About this exercise: In the entries below, how many lines contain the string "accent"? Respond with the number only.

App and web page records
Segment Open

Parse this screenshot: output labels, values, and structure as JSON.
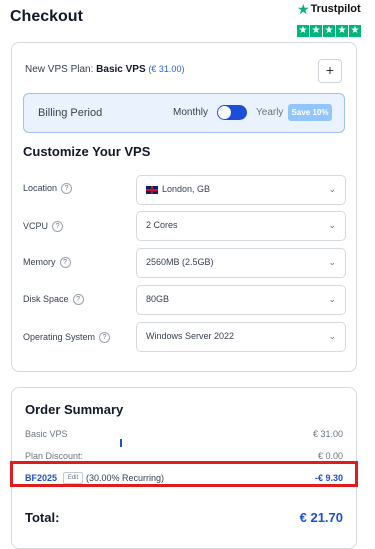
{
  "header": {
    "title": "Checkout"
  },
  "trustpilot": {
    "name": "Trustpilot",
    "stars": 5,
    "accent": "#00b67a"
  },
  "plan": {
    "prefix": "New VPS Plan:",
    "name": "Basic VPS",
    "price": "(€ 31.00)",
    "add_label": "+"
  },
  "billing": {
    "label": "Billing Period",
    "monthly": "Monthly",
    "yearly": "Yearly",
    "save_badge": "Save 10%",
    "toggle_on": true
  },
  "customize": {
    "title": "Customize Your VPS",
    "fields": [
      {
        "label": "Location",
        "value": "London, GB"
      },
      {
        "label": "VCPU",
        "value": "2 Cores"
      },
      {
        "label": "Memory",
        "value": "2560MB (2.5GB)"
      },
      {
        "label": "Disk Space",
        "value": "80GB"
      },
      {
        "label": "Operating System",
        "value": "Windows Server 2022"
      }
    ]
  },
  "summary": {
    "title": "Order Summary",
    "basic_label": "Basic VPS",
    "basic_value": "€ 31.00",
    "discount_label": "Plan Discount:",
    "discount_value": "€ 0.00",
    "coupon_code": "BF2025",
    "coupon_edit": "Edit",
    "coupon_desc": "(30.00% Recurring)",
    "coupon_value": "-€ 9.30",
    "total_label": "Total:",
    "total_value": "€ 21.70"
  },
  "colors": {
    "accent": "#1d4ed8",
    "highlight": "#e01c1c",
    "billing_bg": "#e9f2fd"
  }
}
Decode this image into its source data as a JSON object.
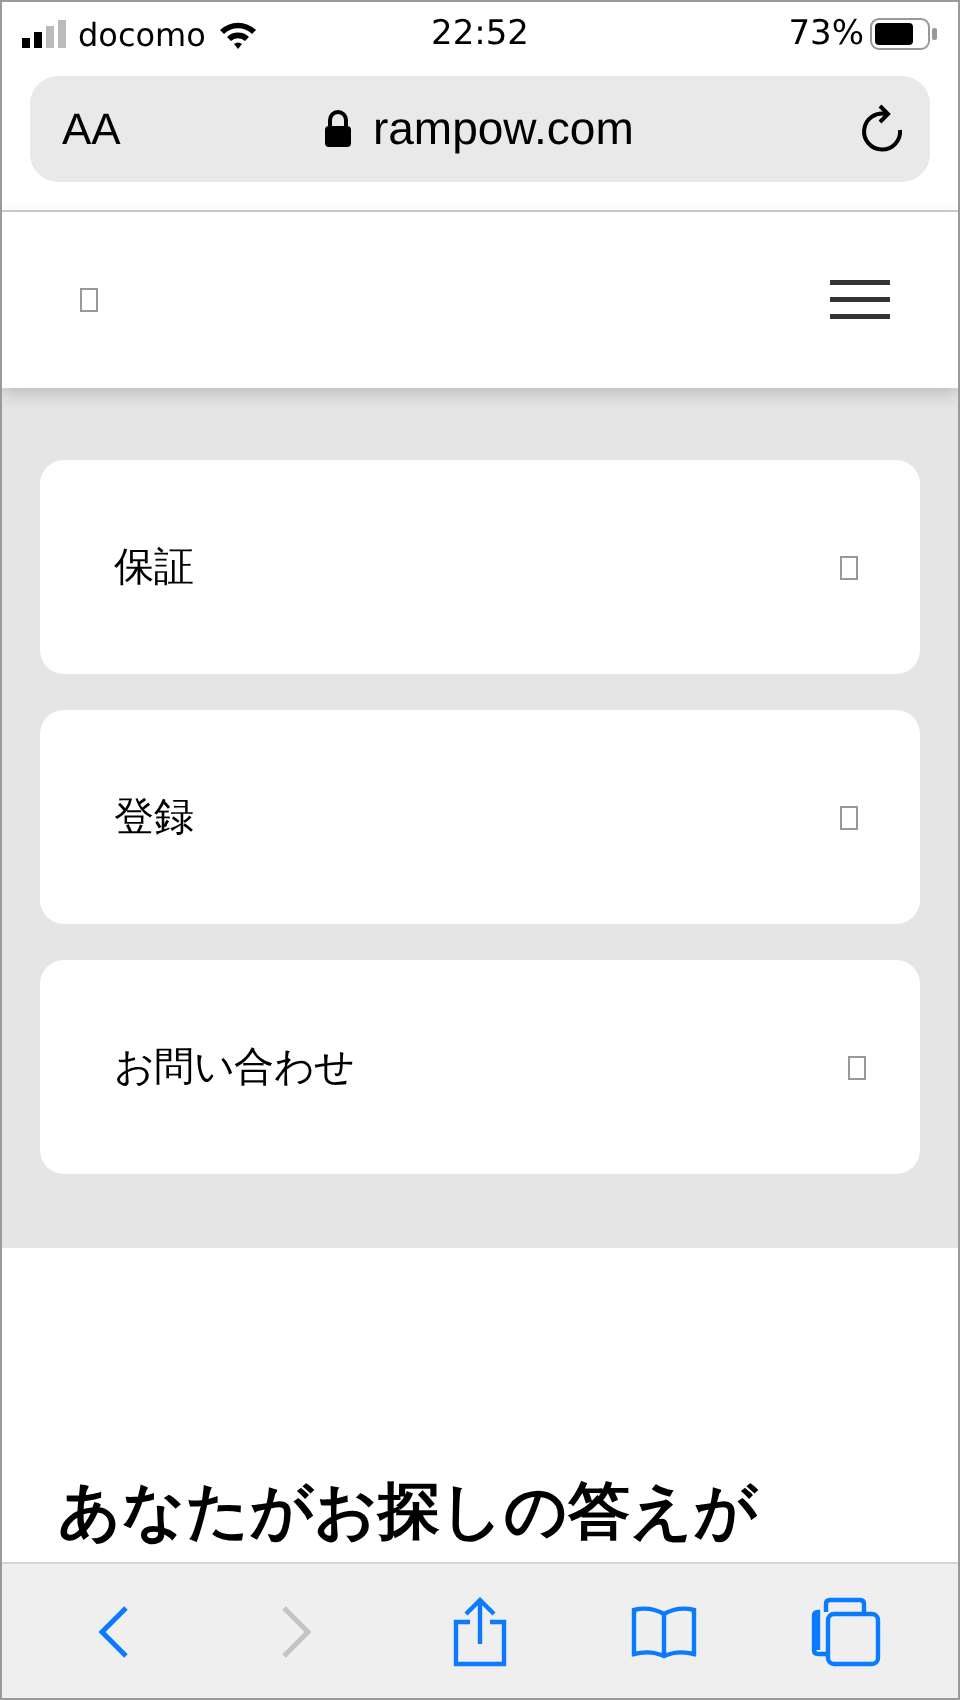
{
  "status_bar": {
    "carrier": "docomo",
    "time": "22:52",
    "battery": "73%"
  },
  "address_bar": {
    "text_size_label": "AA",
    "url": "rampow.com"
  },
  "menu_items": [
    {
      "label": "保証"
    },
    {
      "label": "登録"
    },
    {
      "label": "お問い合わせ"
    }
  ],
  "heading": "あなたがお探しの答えが",
  "toolbar": [
    {
      "kind": "back",
      "disabled": false
    },
    {
      "kind": "forward",
      "disabled": true
    },
    {
      "kind": "share",
      "disabled": false
    },
    {
      "kind": "bookmarks",
      "disabled": false
    },
    {
      "kind": "tabs",
      "disabled": false
    }
  ]
}
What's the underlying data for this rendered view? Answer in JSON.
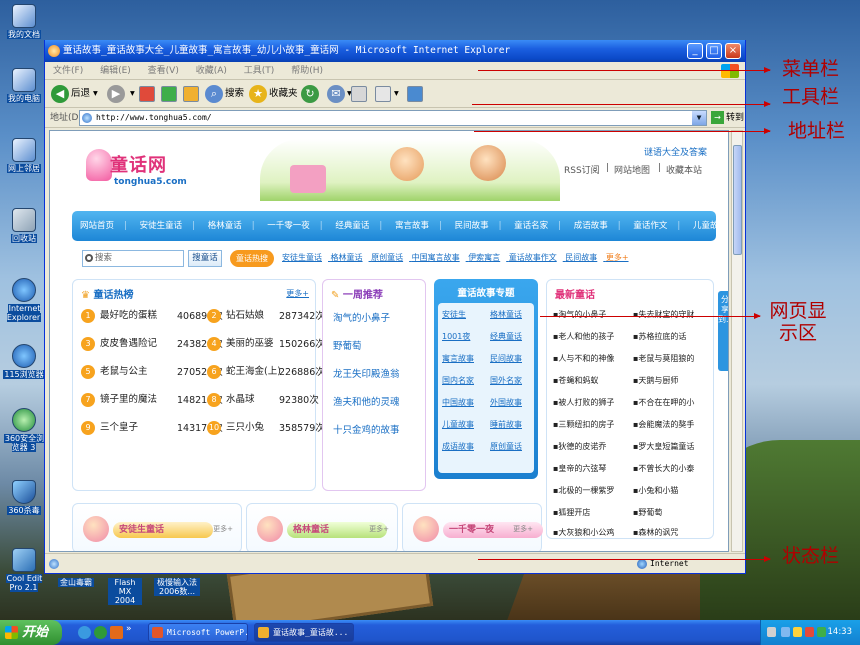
{
  "desktop": {
    "icons": [
      {
        "label": "我的文档",
        "name": "my-documents-icon"
      },
      {
        "label": "我的电脑",
        "name": "my-computer-icon"
      },
      {
        "label": "网上邻居",
        "name": "network-places-icon"
      },
      {
        "label": "回收站",
        "name": "recycle-bin-icon"
      },
      {
        "label": "Internet Explorer",
        "name": "ie-icon"
      },
      {
        "label": "115浏览器",
        "name": "browser-115-icon"
      },
      {
        "label": "360安全浏览器 3",
        "name": "browser-360-icon"
      },
      {
        "label": "360杀毒",
        "name": "antivirus-360-icon"
      },
      {
        "label": "Cool Edit Pro 2.1",
        "name": "cool-edit-icon"
      }
    ],
    "bottom_icons": [
      {
        "label": "金山毒霸",
        "name": "kingsoft-icon"
      },
      {
        "label": "Flash MX 2004",
        "name": "flash-icon"
      },
      {
        "label": "极慢输入法 2006数...",
        "name": "input-method-icon"
      }
    ]
  },
  "window": {
    "title": "童话故事_童话故事大全_儿童故事_寓言故事_幼儿小故事_童话网 - Microsoft Internet Explorer",
    "menu": [
      "文件(F)",
      "编辑(E)",
      "查看(V)",
      "收藏(A)",
      "工具(T)",
      "帮助(H)"
    ],
    "toolbar": {
      "back": "后退",
      "search": "搜索",
      "favorites": "收藏夹"
    },
    "address_label": "地址(D)",
    "address_value": "http://www.tonghua5.com/",
    "go_label": "转到",
    "status_zone": "Internet"
  },
  "page": {
    "logo_text": "童话网",
    "logo_url": "tonghua5.com",
    "top_links": {
      "riddle": "谜语大全及答案",
      "rss": "RSS订阅",
      "sitemap": "网站地图",
      "bookmark": "收藏本站"
    },
    "nav": [
      "网站首页",
      "安徒生童话",
      "格林童话",
      "一千零一夜",
      "经典童话",
      "寓言故事",
      "民间故事",
      "童话名家",
      "成语故事",
      "童话作文",
      "儿童故事"
    ],
    "search": {
      "placeholder": "搜索",
      "button": "搜童话",
      "hot": "童话热搜"
    },
    "keywords": [
      "安徒生童话",
      "格林童话",
      "原创童话",
      "中国寓言故事",
      "伊索寓言",
      "童话故事作文",
      "民间故事",
      "更多+"
    ],
    "hot": {
      "title": "童话热榜",
      "more": "更多+",
      "items": [
        {
          "n": "1",
          "title": "最好吃的蛋糕",
          "count": "406894次"
        },
        {
          "n": "2",
          "title": "钻石姑娘",
          "count": "287342次"
        },
        {
          "n": "3",
          "title": "皮皮鲁遇险记",
          "count": "243820次"
        },
        {
          "n": "4",
          "title": "美丽的巫婆",
          "count": "150266次"
        },
        {
          "n": "5",
          "title": "老鼠与公主",
          "count": "270528次"
        },
        {
          "n": "6",
          "title": "蛇王海金(上)",
          "count": "226886次"
        },
        {
          "n": "7",
          "title": "镜子里的魔法",
          "count": "148218次"
        },
        {
          "n": "8",
          "title": "水晶球",
          "count": "92380次"
        },
        {
          "n": "9",
          "title": "三个皇子",
          "count": "143170次"
        },
        {
          "n": "10",
          "title": "三只小兔",
          "count": "358579次"
        }
      ]
    },
    "weekly": {
      "title": "一周推荐",
      "items": [
        "淘气的小鼻子",
        "野葡萄",
        "龙王失印殿渔翁",
        "渔夫和他的灵魂",
        "十只金鸡的故事"
      ]
    },
    "topics": {
      "title": "童话故事专题",
      "items": [
        "安徒生",
        "格林童话",
        "1001夜",
        "经典童话",
        "寓言故事",
        "民间故事",
        "国内名家",
        "国外名家",
        "中国故事",
        "外国故事",
        "儿童故事",
        "睡前故事",
        "成语故事",
        "原创童话"
      ]
    },
    "latest": {
      "title": "最新童话",
      "items": [
        "淘气的小鼻子",
        "失去财宝的守财",
        "老人和他的孩子",
        "苏格拉底的话",
        "人与不和的神像",
        "老鼠与莫阻狼的",
        "苍蝇和蚂蚁",
        "天鹅与厨师",
        "被人打败的狮子",
        "不合在在呷的小",
        "三颗纽扣的房子",
        "会能魔法的獒手",
        "狄德的皮诺乔",
        "罗大皇短篇童话",
        "皇帝的六弦琴",
        "不曾长大的小泰",
        "北极的一棵紫罗",
        "小兔和小猫",
        "狐狸开店",
        "野葡萄",
        "大灰狼和小公鸡",
        "森林的讽咒"
      ]
    },
    "share_tab": "分享到...",
    "bottom_sections": [
      {
        "title": "安徒生童话",
        "more": "更多+"
      },
      {
        "title": "格林童话",
        "more": "更多+"
      },
      {
        "title": "一千零一夜",
        "more": "更多+"
      }
    ]
  },
  "annotations": {
    "menubar": "菜单栏",
    "toolbar": "工具栏",
    "addressbar": "地址栏",
    "viewarea": "网页显示区",
    "statusbar": "状态栏"
  },
  "taskbar": {
    "start": "开始",
    "tasks": [
      "Microsoft PowerP...",
      "童话故事_童话故..."
    ],
    "clock": "14:33"
  }
}
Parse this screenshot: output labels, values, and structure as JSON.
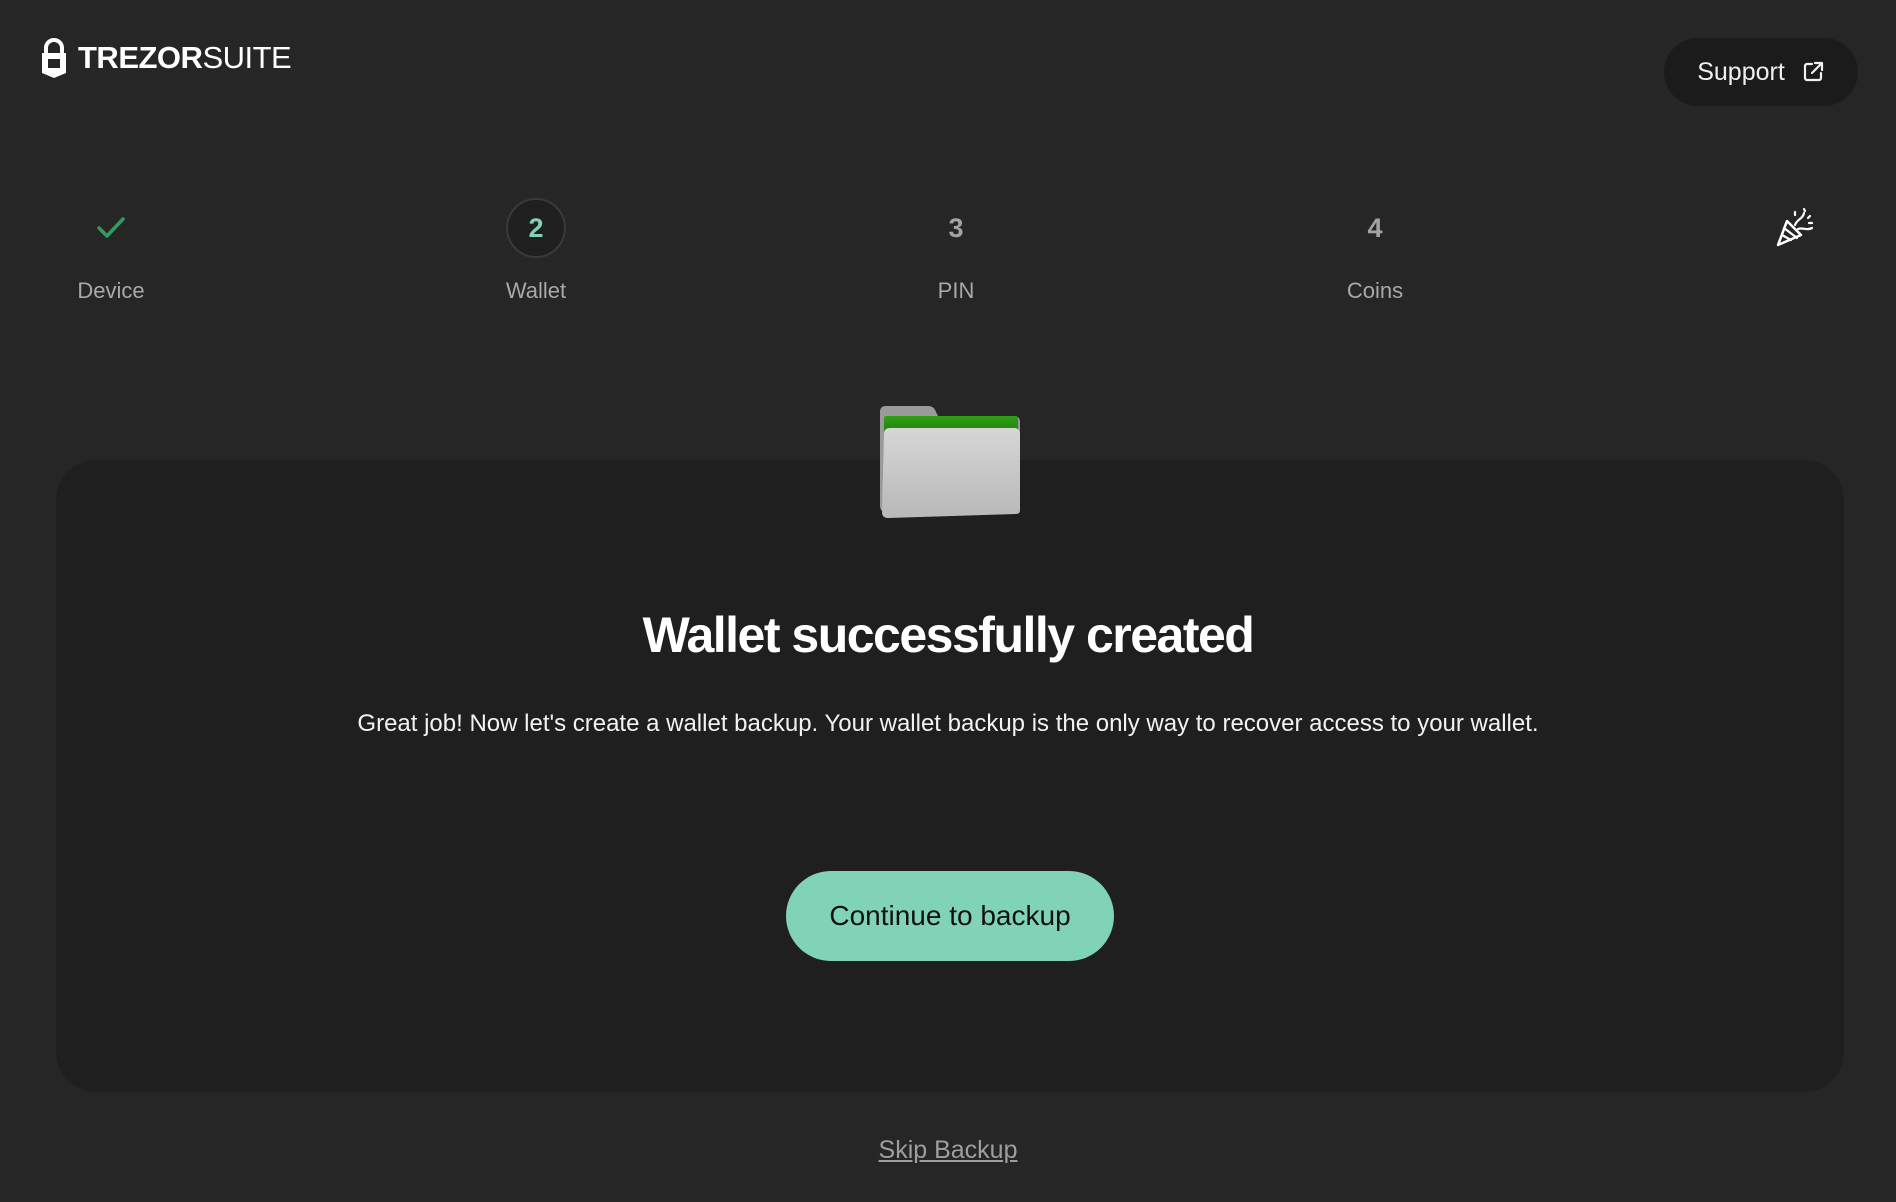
{
  "header": {
    "logo_bold": "TREZOR",
    "logo_light": "SUITE",
    "support_label": "Support"
  },
  "stepper": {
    "steps": [
      {
        "marker": "",
        "label": "Device",
        "state": "completed",
        "icon": "checkmark-icon"
      },
      {
        "marker": "2",
        "label": "Wallet",
        "state": "active"
      },
      {
        "marker": "3",
        "label": "PIN",
        "state": "upcoming"
      },
      {
        "marker": "4",
        "label": "Coins",
        "state": "upcoming"
      },
      {
        "marker": "",
        "label": "",
        "state": "upcoming",
        "icon": "party-popper-icon"
      }
    ]
  },
  "main": {
    "title": "Wallet successfully created",
    "description": "Great job! Now let's create a wallet backup. Your wallet backup is the only way to recover access to your wallet.",
    "cta_label": "Continue to backup",
    "skip_label": "Skip Backup"
  },
  "colors": {
    "background": "#262626",
    "card": "#1f1f1f",
    "accent": "#80d3b6",
    "check": "#2f9e5a"
  }
}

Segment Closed

Solution to the exercise: 3